TAC Awards $300,000 in Grants through Open Door Process
Toronto – Toronto Arts Council (TAC) is pleased to announce that six innovative arts development projects have been awarded grants through a new funding process called Open Door.
A TAC pilot initiative, Open Door provides one-time funding designed to respond to important and timely initiatives that have the potential to create transformative change in Toronto’s art sector.
The aim of Open Door is to empower arts organizations to find solutions for current and future challenges through working with collaborators, sharing learning and expanding their horizons.
“This process provides us with an important new way to respond to great ideas bubbling up in the arts community.
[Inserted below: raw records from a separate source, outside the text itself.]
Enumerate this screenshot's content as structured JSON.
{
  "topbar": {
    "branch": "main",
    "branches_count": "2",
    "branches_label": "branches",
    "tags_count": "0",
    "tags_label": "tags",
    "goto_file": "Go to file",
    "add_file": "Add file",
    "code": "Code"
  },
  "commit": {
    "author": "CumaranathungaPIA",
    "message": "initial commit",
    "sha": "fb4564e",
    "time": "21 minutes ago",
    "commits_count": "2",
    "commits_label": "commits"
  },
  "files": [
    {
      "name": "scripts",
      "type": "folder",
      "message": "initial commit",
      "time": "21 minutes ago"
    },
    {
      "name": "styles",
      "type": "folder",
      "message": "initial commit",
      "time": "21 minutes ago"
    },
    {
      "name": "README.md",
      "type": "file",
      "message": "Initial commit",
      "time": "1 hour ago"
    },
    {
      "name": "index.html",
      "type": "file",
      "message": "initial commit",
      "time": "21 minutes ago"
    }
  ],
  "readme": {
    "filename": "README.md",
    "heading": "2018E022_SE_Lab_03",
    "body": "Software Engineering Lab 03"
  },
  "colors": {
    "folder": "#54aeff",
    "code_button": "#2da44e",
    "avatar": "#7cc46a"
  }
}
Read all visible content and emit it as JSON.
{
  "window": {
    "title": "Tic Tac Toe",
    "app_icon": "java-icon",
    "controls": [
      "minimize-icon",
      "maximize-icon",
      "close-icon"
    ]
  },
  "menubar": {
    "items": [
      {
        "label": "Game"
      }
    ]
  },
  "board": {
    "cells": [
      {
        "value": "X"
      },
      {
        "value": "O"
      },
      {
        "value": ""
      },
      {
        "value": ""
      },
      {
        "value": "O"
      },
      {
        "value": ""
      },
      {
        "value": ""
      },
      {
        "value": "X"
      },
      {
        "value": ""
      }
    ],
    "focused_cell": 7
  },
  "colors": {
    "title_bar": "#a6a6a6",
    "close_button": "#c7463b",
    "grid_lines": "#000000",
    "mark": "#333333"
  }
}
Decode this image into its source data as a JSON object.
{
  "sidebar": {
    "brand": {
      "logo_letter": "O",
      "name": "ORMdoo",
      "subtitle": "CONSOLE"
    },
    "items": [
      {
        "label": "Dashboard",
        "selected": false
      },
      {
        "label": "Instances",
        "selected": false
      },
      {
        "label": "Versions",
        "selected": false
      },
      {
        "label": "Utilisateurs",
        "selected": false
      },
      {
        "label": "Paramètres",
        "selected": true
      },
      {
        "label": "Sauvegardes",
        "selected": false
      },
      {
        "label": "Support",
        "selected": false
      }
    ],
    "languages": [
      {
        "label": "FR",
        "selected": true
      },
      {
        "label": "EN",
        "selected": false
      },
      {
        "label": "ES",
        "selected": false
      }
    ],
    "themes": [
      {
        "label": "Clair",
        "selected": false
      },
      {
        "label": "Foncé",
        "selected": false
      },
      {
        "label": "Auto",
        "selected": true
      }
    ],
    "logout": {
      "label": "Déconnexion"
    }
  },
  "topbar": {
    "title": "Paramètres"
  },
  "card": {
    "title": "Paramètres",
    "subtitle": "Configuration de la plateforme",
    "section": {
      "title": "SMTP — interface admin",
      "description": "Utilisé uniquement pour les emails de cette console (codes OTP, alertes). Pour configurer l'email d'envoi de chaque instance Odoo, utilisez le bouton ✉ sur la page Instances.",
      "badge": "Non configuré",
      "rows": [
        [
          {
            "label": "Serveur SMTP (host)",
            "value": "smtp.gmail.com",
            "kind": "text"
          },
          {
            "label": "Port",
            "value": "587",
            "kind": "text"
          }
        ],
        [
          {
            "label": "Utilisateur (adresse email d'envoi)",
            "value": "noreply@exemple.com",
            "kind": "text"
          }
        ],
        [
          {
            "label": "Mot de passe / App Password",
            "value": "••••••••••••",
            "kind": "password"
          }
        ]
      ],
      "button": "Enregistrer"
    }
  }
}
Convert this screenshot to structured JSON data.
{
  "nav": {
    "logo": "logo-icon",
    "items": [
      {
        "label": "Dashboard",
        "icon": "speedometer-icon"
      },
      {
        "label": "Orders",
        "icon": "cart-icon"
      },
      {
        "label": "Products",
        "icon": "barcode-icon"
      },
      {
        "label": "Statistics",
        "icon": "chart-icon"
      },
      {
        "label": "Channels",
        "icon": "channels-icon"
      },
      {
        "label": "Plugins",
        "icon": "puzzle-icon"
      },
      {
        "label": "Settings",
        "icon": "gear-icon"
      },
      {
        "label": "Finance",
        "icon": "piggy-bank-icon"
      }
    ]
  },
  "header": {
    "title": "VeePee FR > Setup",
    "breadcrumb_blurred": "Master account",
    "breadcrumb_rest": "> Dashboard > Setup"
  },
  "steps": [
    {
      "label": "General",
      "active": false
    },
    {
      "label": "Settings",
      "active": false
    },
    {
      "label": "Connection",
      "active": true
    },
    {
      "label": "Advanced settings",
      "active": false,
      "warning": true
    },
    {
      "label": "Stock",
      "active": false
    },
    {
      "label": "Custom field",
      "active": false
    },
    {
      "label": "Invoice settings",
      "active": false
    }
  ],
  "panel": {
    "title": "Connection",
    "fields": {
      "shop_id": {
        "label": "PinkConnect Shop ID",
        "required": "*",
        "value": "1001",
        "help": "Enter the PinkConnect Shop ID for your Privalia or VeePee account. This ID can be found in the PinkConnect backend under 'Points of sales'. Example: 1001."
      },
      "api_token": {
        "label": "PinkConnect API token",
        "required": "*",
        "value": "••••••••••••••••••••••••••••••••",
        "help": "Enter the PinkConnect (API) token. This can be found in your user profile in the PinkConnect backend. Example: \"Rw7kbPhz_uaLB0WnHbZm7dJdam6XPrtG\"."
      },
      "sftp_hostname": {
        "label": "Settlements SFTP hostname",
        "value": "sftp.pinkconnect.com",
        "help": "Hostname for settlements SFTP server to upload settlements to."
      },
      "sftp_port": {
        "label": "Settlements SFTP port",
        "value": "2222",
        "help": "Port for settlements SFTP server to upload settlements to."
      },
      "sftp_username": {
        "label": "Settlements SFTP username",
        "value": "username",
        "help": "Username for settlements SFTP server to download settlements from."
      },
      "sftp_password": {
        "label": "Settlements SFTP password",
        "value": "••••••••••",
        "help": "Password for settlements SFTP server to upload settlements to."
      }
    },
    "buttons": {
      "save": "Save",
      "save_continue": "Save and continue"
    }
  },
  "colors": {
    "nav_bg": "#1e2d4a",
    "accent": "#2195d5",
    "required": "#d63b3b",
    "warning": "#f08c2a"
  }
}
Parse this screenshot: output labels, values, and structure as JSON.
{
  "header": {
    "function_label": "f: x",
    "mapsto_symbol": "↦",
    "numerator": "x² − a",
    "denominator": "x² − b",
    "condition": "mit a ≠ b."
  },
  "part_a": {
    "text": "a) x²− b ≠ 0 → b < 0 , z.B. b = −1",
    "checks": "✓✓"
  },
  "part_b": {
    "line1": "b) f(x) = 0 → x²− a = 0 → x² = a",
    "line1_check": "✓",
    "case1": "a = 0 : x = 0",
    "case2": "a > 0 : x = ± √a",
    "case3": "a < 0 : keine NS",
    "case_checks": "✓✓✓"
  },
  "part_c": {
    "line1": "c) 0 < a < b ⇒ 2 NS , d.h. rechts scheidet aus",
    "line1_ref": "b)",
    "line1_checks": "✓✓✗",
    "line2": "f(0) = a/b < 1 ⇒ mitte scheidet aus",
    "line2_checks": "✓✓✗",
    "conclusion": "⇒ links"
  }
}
It allows us to take some risks and, as well; challenge the arts community to think beyond the scope of their own organizations or arts disciplines” says Director and CEO Claire Hopkinson. “This first round of funded projects include collaborative approaches to international market development, new and collaborative audience development initiatives, and an experimental model of cooperative theatre production.”
A total of six projects were funded in a peer-reviewed process and approved by the Board of Directors in its most recent meeting:
Art Metropole will partner with Raster Foundation from Warsaw on VILLA TORONTO, bringing over a dozen local and international art institutions together to create a central exhibition in the Great Hall at Union Station in January, 2015. Site-specific projects, performances, screenings, concerts and artist talks will stimulate dialogue between the international arts community and Toronto’s thriving local art scene.
CanAsian Dance Festival will partner with four Toronto dance presenters - DanceWorks, Dance Immersion, Dusk Dances and Dance Made in Canada - to present a collaborative showcase for Toronto-based artists during the Canadian Performing Arts Presenters annual meeting in Toronto in 2015. This first time collaboration will create new market development opportunities for Toronto’s dance artists and show the diversity of the practice within the city.
Fall for Dance North Festival will be a new, large-scale dance festival produced at the Sony Centre in October 2015. Offering $10 tickets to high-calibre dance performances over four days, the festival aims to develop Toronto's dance market by growing audiences for dance and by reinvigorating Toronto's dance presenting ecology for presenters and artists alike.
Harbourfront Centre will facilitate an industry showcase featuring excerpts from tour-ready dance, theatre, and performance works as part of OFF CINARS in Montreal in November 2014. CINARS is Montreal's biannual international performing arts marketplace that brings together over 300 presenters from 40 countries.
Toronto Consort, representing the Bloor Street Culture Corridor consortium, will launch a targeted promotional campaign to promote its new free Bloor Street Cultural Corridor mobile app, which aims to expand audiences for 13 arts and cultural institutions along the Bloor Corridor.
Why Not Theatre will develop their experimental model for cooperative producing in theatre, which was successfully piloted in the spring of 2014, to address the increasingly limited resources available to emerging independent companies. In this initiative, community residencies will create an infrastructure for the sharing of venue, production, mentoring and administrative costs between mid- to senior-tier companies and emerging artists. This funding will support the creation, documentation and dissemination of this new interdependent model of developing new works.
For more information on applying for Open Door funding: http://www.torontoartscouncil.org/Grant-programs/OPEN-DOOR
Contact: Kerry Swanson, email@example.com, 416 392 6802 x209